Get your girls away from the TV with a family health project. Photograph: Thinkstock


Q I am a mum of two lovely girls, who are seven and just nine. Although they are doing very well and I have no major problems with them, I often feel guilty that they don’t have the healthiest level of exercise or diet, despite my best intentions. I have been thinking about this a lot while I have been off work for a few weeks this summer.

The girls were hard to motivate to do anything physical such as going for a walk, hike or cycle, although they do like swimming, which can be an expensive option. I know they spend way too much time watching TV or on their tablets than I know is healthy; hours can pass without them moving, or stepping outside.

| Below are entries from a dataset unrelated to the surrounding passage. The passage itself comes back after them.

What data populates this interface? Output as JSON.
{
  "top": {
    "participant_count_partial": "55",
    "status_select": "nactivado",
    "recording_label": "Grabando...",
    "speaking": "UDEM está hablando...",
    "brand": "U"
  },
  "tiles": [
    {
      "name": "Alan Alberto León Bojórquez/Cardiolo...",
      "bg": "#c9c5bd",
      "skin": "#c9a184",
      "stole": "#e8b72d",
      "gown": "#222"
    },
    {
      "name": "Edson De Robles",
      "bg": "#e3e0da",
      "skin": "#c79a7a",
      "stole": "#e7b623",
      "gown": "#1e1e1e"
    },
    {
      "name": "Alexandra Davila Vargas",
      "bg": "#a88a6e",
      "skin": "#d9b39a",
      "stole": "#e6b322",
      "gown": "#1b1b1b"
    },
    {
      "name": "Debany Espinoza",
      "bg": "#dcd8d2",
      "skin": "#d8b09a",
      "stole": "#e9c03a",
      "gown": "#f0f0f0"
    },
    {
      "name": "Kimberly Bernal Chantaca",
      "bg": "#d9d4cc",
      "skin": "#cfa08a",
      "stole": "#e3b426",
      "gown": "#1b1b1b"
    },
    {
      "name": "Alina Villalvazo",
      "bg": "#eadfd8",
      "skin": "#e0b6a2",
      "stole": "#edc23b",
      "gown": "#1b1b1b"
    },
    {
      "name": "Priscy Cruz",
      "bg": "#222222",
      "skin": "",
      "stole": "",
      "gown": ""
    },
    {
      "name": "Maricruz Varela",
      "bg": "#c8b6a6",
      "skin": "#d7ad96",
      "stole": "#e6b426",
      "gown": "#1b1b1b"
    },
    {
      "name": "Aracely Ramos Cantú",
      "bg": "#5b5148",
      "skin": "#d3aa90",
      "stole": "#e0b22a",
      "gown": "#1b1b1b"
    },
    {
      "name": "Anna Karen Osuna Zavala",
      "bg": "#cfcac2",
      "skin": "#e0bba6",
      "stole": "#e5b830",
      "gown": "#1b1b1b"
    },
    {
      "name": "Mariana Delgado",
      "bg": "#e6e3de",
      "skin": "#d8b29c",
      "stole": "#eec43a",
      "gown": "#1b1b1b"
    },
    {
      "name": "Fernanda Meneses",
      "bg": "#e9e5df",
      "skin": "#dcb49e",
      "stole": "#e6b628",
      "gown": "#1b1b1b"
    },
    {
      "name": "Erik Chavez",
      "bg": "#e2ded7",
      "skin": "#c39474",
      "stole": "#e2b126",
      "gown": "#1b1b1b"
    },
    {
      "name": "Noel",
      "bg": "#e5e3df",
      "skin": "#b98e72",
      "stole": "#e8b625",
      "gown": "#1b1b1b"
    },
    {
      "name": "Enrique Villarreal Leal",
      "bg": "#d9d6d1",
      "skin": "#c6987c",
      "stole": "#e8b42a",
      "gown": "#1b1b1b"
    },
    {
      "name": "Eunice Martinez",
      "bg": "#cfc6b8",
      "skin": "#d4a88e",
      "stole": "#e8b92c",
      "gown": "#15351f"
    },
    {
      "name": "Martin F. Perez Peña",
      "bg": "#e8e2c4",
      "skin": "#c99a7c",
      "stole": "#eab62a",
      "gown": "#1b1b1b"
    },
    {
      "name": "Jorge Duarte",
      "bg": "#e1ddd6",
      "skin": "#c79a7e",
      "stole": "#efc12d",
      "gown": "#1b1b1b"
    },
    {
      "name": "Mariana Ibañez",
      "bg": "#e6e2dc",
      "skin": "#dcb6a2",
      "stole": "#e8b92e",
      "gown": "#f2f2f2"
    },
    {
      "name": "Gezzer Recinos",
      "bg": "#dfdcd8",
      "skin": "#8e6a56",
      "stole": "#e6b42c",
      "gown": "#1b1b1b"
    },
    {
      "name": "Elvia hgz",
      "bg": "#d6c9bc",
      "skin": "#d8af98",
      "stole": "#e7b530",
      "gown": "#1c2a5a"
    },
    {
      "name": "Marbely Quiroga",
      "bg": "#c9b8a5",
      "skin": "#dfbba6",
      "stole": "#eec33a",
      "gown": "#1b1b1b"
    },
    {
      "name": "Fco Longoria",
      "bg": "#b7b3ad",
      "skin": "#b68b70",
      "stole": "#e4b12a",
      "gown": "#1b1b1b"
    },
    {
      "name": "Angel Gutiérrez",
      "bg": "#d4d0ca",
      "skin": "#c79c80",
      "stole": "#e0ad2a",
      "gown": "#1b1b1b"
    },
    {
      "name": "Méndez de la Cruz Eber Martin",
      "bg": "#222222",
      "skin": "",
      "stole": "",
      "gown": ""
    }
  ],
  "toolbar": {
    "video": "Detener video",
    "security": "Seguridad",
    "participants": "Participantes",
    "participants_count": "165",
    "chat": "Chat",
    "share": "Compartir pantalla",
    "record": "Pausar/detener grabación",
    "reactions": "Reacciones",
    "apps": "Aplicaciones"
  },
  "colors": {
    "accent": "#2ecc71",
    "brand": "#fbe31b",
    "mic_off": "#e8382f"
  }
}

My husband and I work full-time and the girls attend after-school until 4pm, Monday to Friday, when I pick them up. They don’t have any interest in doing any sports classes. They tried a dance class last year, which they didn’t enjoy. When they have friends over, they tend to want to play on their tablets too.

Dinner wise, if I’m honest, they rarely get a proper home-cooked meal, even at the weekends, and I know we are totally responsible for this.

Do you have any suggestions to make some changes while I’m motivated with the start of the school year?

A Your question highlights how the many pressures of modern life can make it hard to preserve a healthy and active family lifestyle. With the constant temptation of technology and the easy access to convenient food, coupled with hardworking parents and busy children in school, it can be very hard to prioritise important things such as healthy eating and getting active.

However, with a little bit of planning you can make a difference and the autumn is a great time to start when new routines can be established as the children start back to school.

Starting a healthy family project

Call a family meeting and discuss with your daughters how you feel you have got off track as a family, and you want to make a family health plan. Listen to what they think and feel and ask questions that help them think things through for themselves, such as “Do you think we all do enough exercise?” “How could we include some fun activities at the weekend?” and “Wouldn’t it be great to have a special family meal once a week?”

Set up a weekly family meeting

You can take turns to cook the meal – your girls are at a great age to learn this – and also chairing the meeting and choosing the family game. Aside from making plans, a family night has lots of other benefits for families, such as improved communication and closeness.

Generate lots of fun positive goals

During one of your family meetings, ask your girls to generate 10 fun healthy things you could do as a family, 10 healthy foods you would all like to try, or 10 fun things they can do at weekends that do not involve their tablets.

Once you have a list you can set a family challenge to do one new thing each week or to achieve five by the mid-term. Below are some ideas to get your started:

More family activity

Healthy family eating Have more time for a healthy breakfast. Sit down together at meals. Put smaller portions on plates, or let children choose the amount they eat. Have sweets only during family night. Have fizzy drinks only at parties. Grow vegetables in the garden. Make a list of 10 healthy meals or foods that you will try as a family. Teach children how to cook, or do a healthy cooking course together.

For more information, there are some great websites such as

Be creative The trick is to have a bit of fun with a family health project and to think creatively of things that work on many levels. For example, if you go for a jog in the park while one of your daughters cycles with you, it is not only good for both your fitness levels, it is also good for your relationship and gives you time to chat together. Or if you take up some gardening as a family, you not only do something outdoors together, you are also teaching your daughters life skills.

Dr John Sharry is a family psychotherapist and co-developer of the Parents Plus charity. He will give a seminar about promoting self-esteem in Cork on Friday, October 2nd, and a course in positive parenting will start in Dublin on Thursday, October 8th. See